- Language Use Surrounding Politics: For a very long time, we have used war or combat as a metaphor for elections. This is evident in the language we use to describe them (e.g., battleground states, campaigns, taking shots, firing back, attack ads, gaining and losing ground). Such language is not meaningless. How we talk about something is a reflection of how we think of it, and if we talk about elections in aggressive terms, we likely come to think of them as aggressive and violent experiences. Something as simple as a change in the way we discuss or describe politics could maybe have an effect on how we view it. Instead of a fight, it could be a race or even a conversation.
- Anger as Appropriate: Sometimes, what we perceive as an anger problem might be more of an impulse control/aggression problem. There is actually a place for healthy and productive anger in the political process. If we think of anger as a valuable tool in alerting us to problems and motivating us to confront those problems, it’s perfectly reasonable to get angry when elected officials and candidates act irresponsibly, endorse positions that may harm us, etc. The decisions that are made by elected officials affect many people in very real ways. Consequently, some are affected quite negatively and, potentially, unfairly by those decisions (e.g., decreased funding to certain programs, increased taxes) and an angry response might be both reasonable and healthy.
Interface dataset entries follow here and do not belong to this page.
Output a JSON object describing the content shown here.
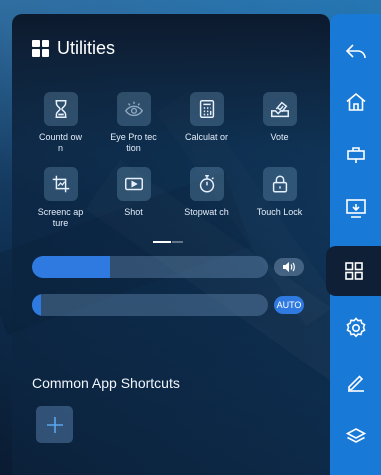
{
  "panel": {
    "title": "Utilities",
    "tools": [
      {
        "label": "Countd own",
        "icon": "hourglass-icon",
        "name": "tool-countdown"
      },
      {
        "label": "Eye Pro tection",
        "icon": "eye-protection-icon",
        "name": "tool-eye-protection"
      },
      {
        "label": "Calculat or",
        "icon": "calculator-icon",
        "name": "tool-calculator"
      },
      {
        "label": "Vote",
        "icon": "vote-icon",
        "name": "tool-vote"
      },
      {
        "label": "Screenc apture",
        "icon": "screen-capture-icon",
        "name": "tool-screencapture"
      },
      {
        "label": "Shot",
        "icon": "camera-shot-icon",
        "name": "tool-shot"
      },
      {
        "label": "Stopwat ch",
        "icon": "stopwatch-icon",
        "name": "tool-stopwatch"
      },
      {
        "label": "Touch Lock",
        "icon": "lock-icon",
        "name": "tool-touch-lock"
      }
    ],
    "volume_level": 0.33,
    "brightness_level": 0.04,
    "auto_label": "AUTO",
    "shortcuts_title": "Common App Shortcuts"
  },
  "sidebar": {
    "items": [
      {
        "icon": "back-icon",
        "name": "sidebar-back"
      },
      {
        "icon": "home-icon",
        "name": "sidebar-home"
      },
      {
        "icon": "signal-source-icon",
        "name": "sidebar-signal-source"
      },
      {
        "icon": "screen-share-icon",
        "name": "sidebar-screen-share"
      },
      {
        "icon": "apps-icon",
        "name": "sidebar-utilities",
        "active": true
      },
      {
        "icon": "settings-icon",
        "name": "sidebar-settings"
      },
      {
        "icon": "pen-icon",
        "name": "sidebar-annotation"
      },
      {
        "icon": "layers-icon",
        "name": "sidebar-layers"
      }
    ]
  },
  "colors": {
    "accent": "#2f7ae0",
    "sidebar": "#1979d6",
    "panel": "#0b1628"
  }
}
It is also fair to acknowledge that politicians have a vested interest in making us angry, as shown by Dr. Timothy Ryan of the University of Michigan, who took an interesting look at what makes us click on advertisements associated with politics in his 2012 article, What Makes Us Click? Demonstrating Incentives for Angry Discourse with Digital-Age Field Experiments. He was interested in look at how anxiety and anger evoking ads might make one more or less likely to click on it.
Although fear and anger are both used in political campaigns, this study shows that anger better motivated participants to click on and read political ads. In this experiment, Ryan exposed Internet users to a randomly assigned political advertisement during the course of routine web browsing. They either received a neutral text, a text evoking anxiety, or a text evoking anger.
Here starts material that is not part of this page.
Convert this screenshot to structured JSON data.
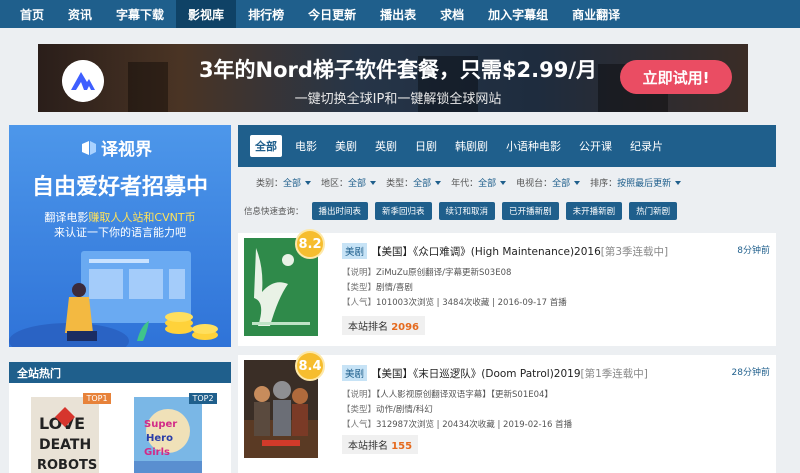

The results confirm the idea that politicians have a strong incentive to use emotionally charged communication. It was found the anger-inducing advertisement more than doubled the click-rate of the political advertisement. From a financial perspective, a campaign should use anger in their ads to increase the impact of those ads.
With a better idea of where all this political anger comes from, one can take precautions to reduce the negative feelings associated with the electron. A great anger management tip is to start your day in an uplifting way, try to avoid the use of social media or even television. During the election season, our news, whether via television, newspapers, or our social media feeds, tend to be full of angering information related to politics. Waking up to these could put you in a negative mood right from the start. Avoiding this can allow you to start your day with reduced negative stimulation. Along these lines, try not to seek out things that you know will anger you. While people should try to stay informed, they can also find ways not to invite angering stimuli into their lives.
Ryan, T. J. (2012). What makes us Click? Demonstrating incentives for angry discourse with digital-age field experiments. Journal of Politics, 74(4), 1138-1152. doi:10.1017/S0022381612000540
By Annie Jones
Annie is a senior, majoring in Psychology and minoring in Human Development, Human Biology, and German. After graduating from UWGB, she plans on attending the University of Wisconsin-Madison for their Genetic Counseling Master’s program.